BEGIN SUPPLIED RECORDS
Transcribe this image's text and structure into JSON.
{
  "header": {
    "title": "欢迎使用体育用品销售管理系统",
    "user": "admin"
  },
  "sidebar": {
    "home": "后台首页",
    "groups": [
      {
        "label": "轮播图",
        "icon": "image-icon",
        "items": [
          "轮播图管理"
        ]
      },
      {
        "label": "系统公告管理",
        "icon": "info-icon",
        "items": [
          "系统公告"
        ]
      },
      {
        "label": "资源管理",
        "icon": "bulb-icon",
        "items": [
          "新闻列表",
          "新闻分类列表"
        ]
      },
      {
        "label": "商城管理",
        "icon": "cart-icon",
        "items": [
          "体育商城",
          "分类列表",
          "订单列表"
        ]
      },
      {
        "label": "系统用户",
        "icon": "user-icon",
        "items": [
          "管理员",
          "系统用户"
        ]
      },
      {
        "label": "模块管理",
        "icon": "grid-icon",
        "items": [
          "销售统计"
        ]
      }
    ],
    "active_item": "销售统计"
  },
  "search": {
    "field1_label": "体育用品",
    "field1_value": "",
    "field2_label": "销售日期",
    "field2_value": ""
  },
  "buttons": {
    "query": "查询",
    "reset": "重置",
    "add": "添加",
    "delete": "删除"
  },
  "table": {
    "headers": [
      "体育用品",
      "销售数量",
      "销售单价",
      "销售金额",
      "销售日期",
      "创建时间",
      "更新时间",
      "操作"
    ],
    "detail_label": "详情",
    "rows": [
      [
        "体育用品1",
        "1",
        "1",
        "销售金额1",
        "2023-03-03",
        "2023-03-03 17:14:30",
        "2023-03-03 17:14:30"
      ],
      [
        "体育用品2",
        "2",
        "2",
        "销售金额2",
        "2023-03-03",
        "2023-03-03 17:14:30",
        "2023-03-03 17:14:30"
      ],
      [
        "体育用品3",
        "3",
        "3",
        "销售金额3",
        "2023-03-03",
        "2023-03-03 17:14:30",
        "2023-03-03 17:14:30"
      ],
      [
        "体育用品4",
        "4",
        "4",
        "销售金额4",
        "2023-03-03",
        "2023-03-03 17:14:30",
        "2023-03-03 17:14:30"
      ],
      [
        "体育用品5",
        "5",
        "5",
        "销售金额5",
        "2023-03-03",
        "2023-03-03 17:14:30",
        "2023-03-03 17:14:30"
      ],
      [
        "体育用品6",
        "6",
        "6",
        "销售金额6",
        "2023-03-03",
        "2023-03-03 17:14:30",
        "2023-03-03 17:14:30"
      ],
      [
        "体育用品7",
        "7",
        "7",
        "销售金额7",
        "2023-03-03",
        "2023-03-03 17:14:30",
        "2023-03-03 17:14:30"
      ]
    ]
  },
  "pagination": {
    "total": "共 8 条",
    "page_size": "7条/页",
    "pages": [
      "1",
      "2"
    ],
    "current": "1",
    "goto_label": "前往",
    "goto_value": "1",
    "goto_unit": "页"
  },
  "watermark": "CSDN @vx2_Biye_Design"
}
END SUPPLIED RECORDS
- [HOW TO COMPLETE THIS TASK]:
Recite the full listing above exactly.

- [RESULT]:
Transcribe this image's text and structure into JSON.
{
  "header": {
    "title": "欢迎使用体育用品销售管理系统",
    "user": "admin"
  },
  "sidebar": {
    "home": "后台首页",
    "groups": [
      {
        "label": "轮播图",
        "icon": "image-icon",
        "items": [
          "轮播图管理"
        ]
      },
      {
        "label": "系统公告管理",
        "icon": "info-icon",
        "items": [
          "系统公告"
        ]
      },
      {
        "label": "资源管理",
        "icon": "bulb-icon",
        "items": [
          "新闻列表",
          "新闻分类列表"
        ]
      },
      {
        "label": "商城管理",
        "icon": "cart-icon",
        "items": [
          "体育商城",
          "分类列表",
          "订单列表"
        ]
      },
      {
        "label": "系统用户",
        "icon": "user-icon",
        "items": [
          "管理员",
          "系统用户"
        ]
      },
      {
        "label": "模块管理",
        "icon": "grid-icon",
        "items": [
          "销售统计"
        ]
      }
    ],
    "active_item": "销售统计"
  },
  "search": {
    "field1_label": "体育用品",
    "field1_value": "",
    "field2_label": "销售日期",
    "field2_value": ""
  },
  "buttons": {
    "query": "查询",
    "reset": "重置",
    "add": "添加",
    "delete": "删除"
  },
  "table": {
    "headers": [
      "体育用品",
      "销售数量",
      "销售单价",
      "销售金额",
      "销售日期",
      "创建时间",
      "更新时间",
      "操作"
    ],
    "detail_label": "详情",
    "rows": [
      [
        "体育用品1",
        "1",
        "1",
        "销售金额1",
        "2023-03-03",
        "2023-03-03 17:14:30",
        "2023-03-03 17:14:30"
      ],
      [
        "体育用品2",
        "2",
        "2",
        "销售金额2",
        "2023-03-03",
        "2023-03-03 17:14:30",
        "2023-03-03 17:14:30"
      ],
      [
        "体育用品3",
        "3",
        "3",
        "销售金额3",
        "2023-03-03",
        "2023-03-03 17:14:30",
        "2023-03-03 17:14:30"
      ],
      [
        "体育用品4",
        "4",
        "4",
        "销售金额4",
        "2023-03-03",
        "2023-03-03 17:14:30",
        "2023-03-03 17:14:30"
      ],
      [
        "体育用品5",
        "5",
        "5",
        "销售金额5",
        "2023-03-03",
        "2023-03-03 17:14:30",
        "2023-03-03 17:14:30"
      ],
      [
        "体育用品6",
        "6",
        "6",
        "销售金额6",
        "2023-03-03",
        "2023-03-03 17:14:30",
        "2023-03-03 17:14:30"
      ],
      [
        "体育用品7",
        "7",
        "7",
        "销售金额7",
        "2023-03-03",
        "2023-03-03 17:14:30",
        "2023-03-03 17:14:30"
      ]
    ]
  },
  "pagination": {
    "total": "共 8 条",
    "page_size": "7条/页",
    "pages": [
      "1",
      "2"
    ],
    "current": "1",
    "goto_label": "前往",
    "goto_value": "1",
    "goto_unit": "页"
  },
  "watermark": "CSDN @vx2_Biye_Design"
}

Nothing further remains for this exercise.